Extensive sensitization programs will be carried out throughout the country as part of the efforts to increase effectiveness of medicines through rational use of antibiotics.
The fight against antibiotic resistance is among the top healthcare priorities. “In line with the global initiative, the already established coordination group has conducted situational analysis on the use of antimicrobials for humans, agriculture and the environmental and identified the gaps and is currently working to develop the strategic objectives and activities for practical intervention,” Dr. Berhane said.
Due to an easy access to antibiotics, new resistance trends are continuously emerging. That is why, Eritrea has taken the initiative to conduct massive sensitization program to the general public. Lack in the development of new antibiotics has been further worsening the effectiveness of antimicrobials.
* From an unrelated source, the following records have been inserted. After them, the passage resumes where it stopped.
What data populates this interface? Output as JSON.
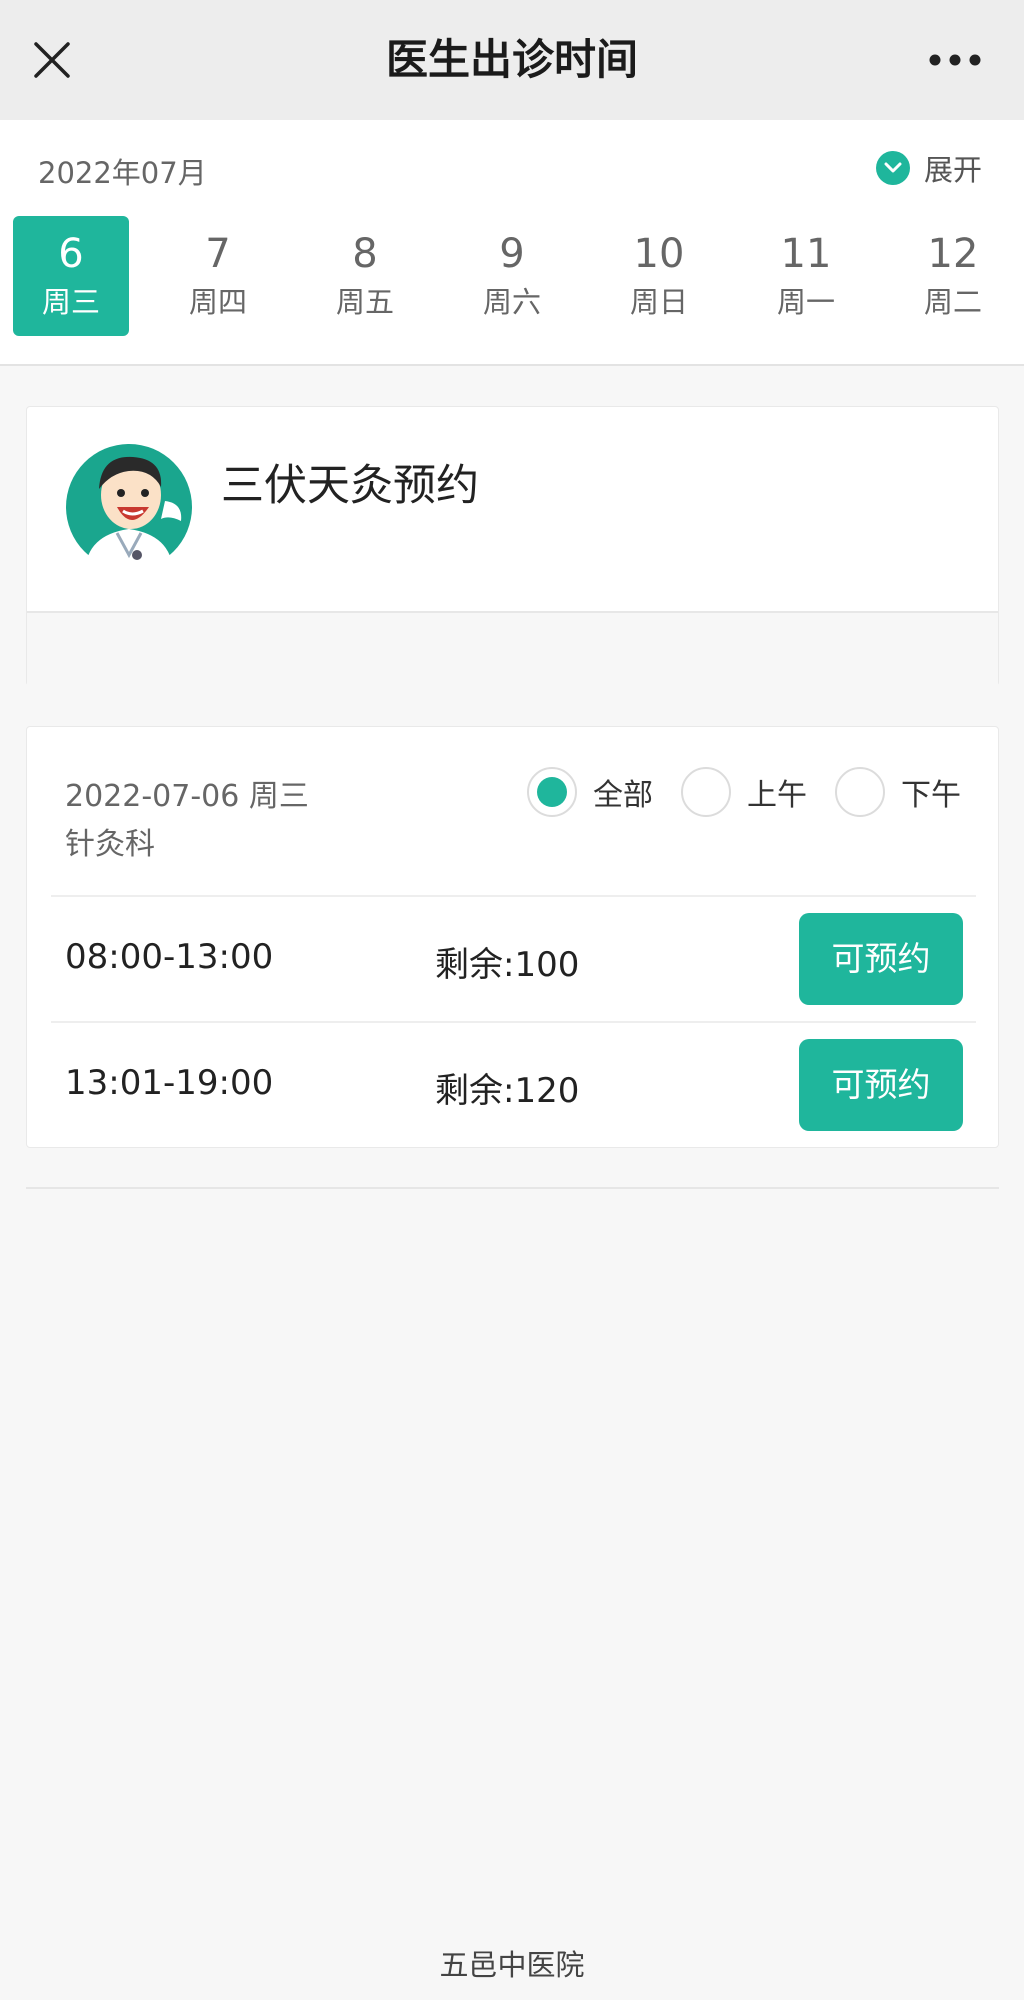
{
  "header": {
    "title": "医生出诊时间",
    "close_icon": "close-icon",
    "more_icon": "more-icon"
  },
  "calendar": {
    "month": "2022年07月",
    "expand_label": "展开",
    "days": [
      {
        "day": "6",
        "weekday": "周三",
        "selected": true
      },
      {
        "day": "7",
        "weekday": "周四",
        "selected": false
      },
      {
        "day": "8",
        "weekday": "周五",
        "selected": false
      },
      {
        "day": "9",
        "weekday": "周六",
        "selected": false
      },
      {
        "day": "10",
        "weekday": "周日",
        "selected": false
      },
      {
        "day": "11",
        "weekday": "周一",
        "selected": false
      },
      {
        "day": "12",
        "weekday": "周二",
        "selected": false
      }
    ]
  },
  "doctor": {
    "name": "三伏天灸预约",
    "avatar_icon": "doctor-avatar"
  },
  "schedule": {
    "date": "2022-07-06 周三",
    "department": "针灸科",
    "filters": [
      {
        "label": "全部",
        "selected": true
      },
      {
        "label": "上午",
        "selected": false
      },
      {
        "label": "下午",
        "selected": false
      }
    ],
    "slots": [
      {
        "time": "08:00-13:00",
        "remaining": "剩余:100",
        "button": "可预约"
      },
      {
        "time": "13:01-19:00",
        "remaining": "剩余:120",
        "button": "可预约"
      }
    ]
  },
  "footer": {
    "hospital": "五邑中医院"
  },
  "colors": {
    "accent": "#1fb69c"
  }
}
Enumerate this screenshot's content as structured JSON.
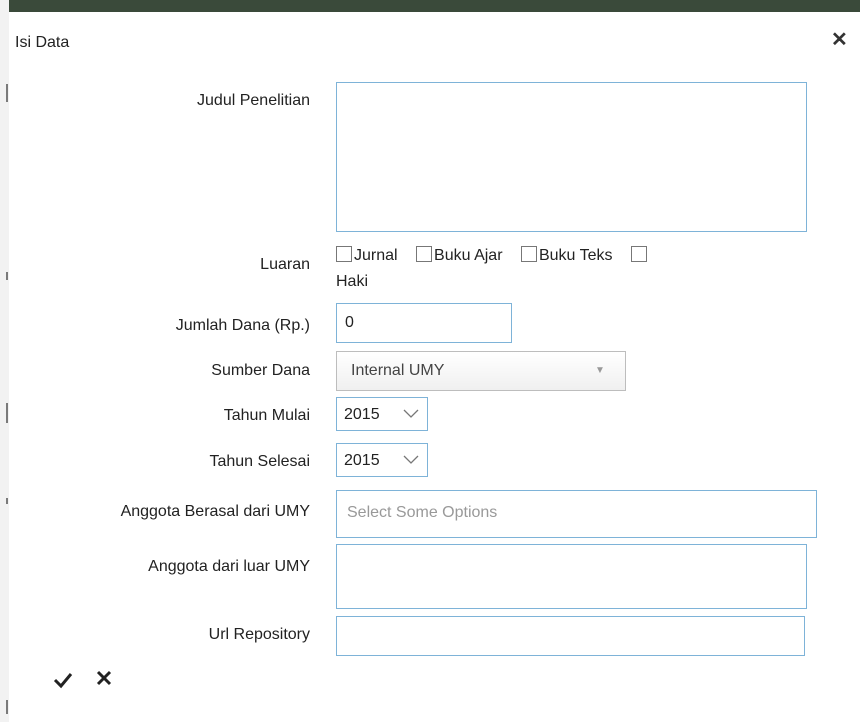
{
  "dialog": {
    "title": "Isi Data"
  },
  "form": {
    "judul_label": "Judul Penelitian",
    "judul_value": "",
    "luaran_label": "Luaran",
    "luaran_options": [
      {
        "label": "Jurnal",
        "checked": false
      },
      {
        "label": "Buku Ajar",
        "checked": false
      },
      {
        "label": "Buku Teks",
        "checked": false
      },
      {
        "label": "Haki",
        "checked": false
      }
    ],
    "jumlah_label": "Jumlah Dana (Rp.)",
    "jumlah_value": "0",
    "sumber_label": "Sumber Dana",
    "sumber_value": "Internal UMY",
    "tahun_mulai_label": "Tahun Mulai",
    "tahun_mulai_value": "2015",
    "tahun_selesai_label": "Tahun Selesai",
    "tahun_selesai_value": "2015",
    "anggota_umy_label": "Anggota Berasal dari UMY",
    "anggota_umy_placeholder": "Select Some Options",
    "anggota_luar_label": "Anggota dari luar UMY",
    "anggota_luar_value": "",
    "url_label": "Url Repository",
    "url_value": ""
  },
  "icons": {
    "close": "close-icon",
    "save": "checkmark-icon",
    "cancel": "close-icon"
  }
}
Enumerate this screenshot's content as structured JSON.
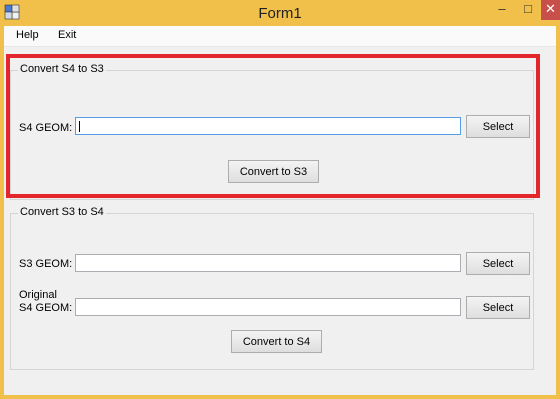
{
  "window": {
    "title": "Form1"
  },
  "menu": {
    "help": "Help",
    "exit": "Exit"
  },
  "group1": {
    "title": "Convert S4 to S3",
    "label": "S4 GEOM:",
    "select_label": "Select",
    "convert_label": "Convert to S3",
    "input_value": ""
  },
  "group2": {
    "title": "Convert S3 to S4",
    "label_s3": "S3 GEOM:",
    "label_original_line1": "Original",
    "label_original_line2": "S4 GEOM:",
    "select_label": "Select",
    "convert_label": "Convert to S4",
    "input_s3_value": "",
    "input_s4_value": ""
  },
  "colors": {
    "titlebar": "#f0c04a",
    "highlight": "#e3262c",
    "close_button": "#c7504b"
  },
  "icons": {
    "app": "app-icon",
    "minimize": "minimize-icon",
    "maximize": "maximize-icon",
    "close": "close-icon"
  }
}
The combined effort of professionals in the Health Ministry and other stakeholders is indeed decisive in the fight against Antimicrobial Resistance (AMR). The already established coordination group is therefore expected to make a difference.
Dr. Berhane said, in this regard, that a committee established from all the stakeholders has been working rigorously in identifying the major activities that need to be addressed according to the country’s context. Some of the activities include publishing promotional papers and conducting awareness raising lectures in the national media, health facilities and high schools.
The extensive discussions conducted among healthcare professionals in various specialties and Agriculture Ministry representatives shed light on various topics that deal with the serious threats of antibiotic resistance.
Among the topics discussed include the fact that antibiotic resistance in animals affects the development of antibiotic resistance in humans. Thus, authorized plant and animal health professionals should be the only prescribers of medicines if the efforts to improve effectiveness of various antibiotics are to be realized.
The World Antibiotics Resistance Awareness Week is thus viewed as an essential part of the overall efforts being exerted to ensure sound healthcare service throughout the country. Controlling the entry of forged medicines in different ports of entries is part and parcel of the fight against such threat, said Mr. Mulugeta Russom, head of the National Pharmacovigilance Center.